This article appears in Healthy Living Winter 2018.
Who hasn’t suffered a minor burn at home? Touching a hot stove is probably just as common as it is surprisingly painful.
Curling and straight irons are also a major causes of first-degree burns, according to the American Academy of Dermatology. Sunburn can also be a first-degree burn.
Unlike second- or third-degree burns, which are more severe, first-degree burns only involve the top layer of the skin. If you have a first-degree burn, your skin may be red and painful, and you may experience mild swelling. Though not as serious, they can hurt quite a bit and leave a scar if not properly treated, said Dr. Darrell S. Rigel, clinical professor in the Ronald O. Perelman Department of Dermatology at New York University.
“First-degree burns usually heal on their own without treatment from a doctor. However, if your first-degree burn is very large, if the victim is an infant or elderly person, or if you think your burn is more severe, go to an emergency room immediately,” Rigel said.
Most first-degree burns can be treated at home as long as you know a few basic tips:
— Cool the burn. Immediately immerse the burn in cool tap water or apply cold, wet compresses. Do this for about 10 minutes or until the pain subsides.
— Apply petroleum jelly two to three times daily. Do not apply ointments, toothpaste or butter to the burn, as these may cause an infection. Do not apply topical antibiotics.
— Cover the burn with a nonstick, sterile bandage. If blisters form, let them heal on their own while keeping the area covered. Do not pop the blisters.
— Consider taking over-the-counter pain medication. Acetaminophen or ibuprofen can help relieve the pain and reduce inflammation.
— Protect the area from the sun. Once the burn heals, protect it from the sun by seeking shade, wearing protective clothing and applying a broad-spectrum, water-resistant sunscreen with an SPF of 30 or higher. This will help minimize scarring, as the redness from a burn sometimes persists for weeks, especially in those with darker skin tones.
“Burns, even first-degree, are unique in that the injury goes beyond the site of heat contact as heat is a form of energy that can transfer throughout the skin. Often burn wounds expand beyond the initial injury over the first couple days, so treating the area broadly is important,” said Dr. Adam Friedman, associate professor of dermatology, George Washington School of Medicine and Health Sciences, Washington, D.C. “Wounds heal best when kept moist, especially in the burn setting as there is a predilection for drying out and loss of epidermal water loss.”
First-degree burns may even blister “due to the thermal injury or resulting inflammatory response to said injury, which could cause flaccid, weak blisters that easily rupture,” Friedman said.

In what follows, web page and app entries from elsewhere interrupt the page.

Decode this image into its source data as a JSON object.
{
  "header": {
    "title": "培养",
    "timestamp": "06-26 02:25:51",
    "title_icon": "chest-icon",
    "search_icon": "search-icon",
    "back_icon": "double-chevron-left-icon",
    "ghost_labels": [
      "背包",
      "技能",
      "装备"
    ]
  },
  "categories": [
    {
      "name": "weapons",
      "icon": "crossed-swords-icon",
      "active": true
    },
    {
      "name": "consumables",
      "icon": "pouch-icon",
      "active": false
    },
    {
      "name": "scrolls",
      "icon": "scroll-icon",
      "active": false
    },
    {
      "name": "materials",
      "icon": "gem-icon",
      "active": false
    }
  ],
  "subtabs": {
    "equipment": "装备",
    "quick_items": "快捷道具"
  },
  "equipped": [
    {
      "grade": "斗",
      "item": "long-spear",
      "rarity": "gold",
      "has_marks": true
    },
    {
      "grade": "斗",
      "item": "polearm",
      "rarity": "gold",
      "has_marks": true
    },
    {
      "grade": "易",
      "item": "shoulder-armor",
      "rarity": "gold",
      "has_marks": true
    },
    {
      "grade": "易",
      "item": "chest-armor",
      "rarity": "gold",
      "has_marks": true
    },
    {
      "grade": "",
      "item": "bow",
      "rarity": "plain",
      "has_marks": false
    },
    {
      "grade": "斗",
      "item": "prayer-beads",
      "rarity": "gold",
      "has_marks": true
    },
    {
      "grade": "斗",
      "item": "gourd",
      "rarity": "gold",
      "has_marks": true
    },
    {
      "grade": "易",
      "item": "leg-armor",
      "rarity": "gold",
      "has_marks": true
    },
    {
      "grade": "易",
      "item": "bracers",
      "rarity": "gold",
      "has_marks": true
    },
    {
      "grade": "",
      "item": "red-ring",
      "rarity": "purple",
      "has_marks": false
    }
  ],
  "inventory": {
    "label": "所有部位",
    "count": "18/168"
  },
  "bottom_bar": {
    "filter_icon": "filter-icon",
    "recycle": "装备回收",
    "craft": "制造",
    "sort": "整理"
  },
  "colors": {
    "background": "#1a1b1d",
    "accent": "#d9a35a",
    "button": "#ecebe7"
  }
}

Old wives’ tales and internet searches will yield a range of products supposed to help burns heal. Take caution before using honey, coconut oil or aloe vera because of lack of product purity, no oversight by the Food and Drug Administration and potential for allergic contact sensitization, Friedman said. It’s a definite “no” to the healing power of vinegar for burns, he added.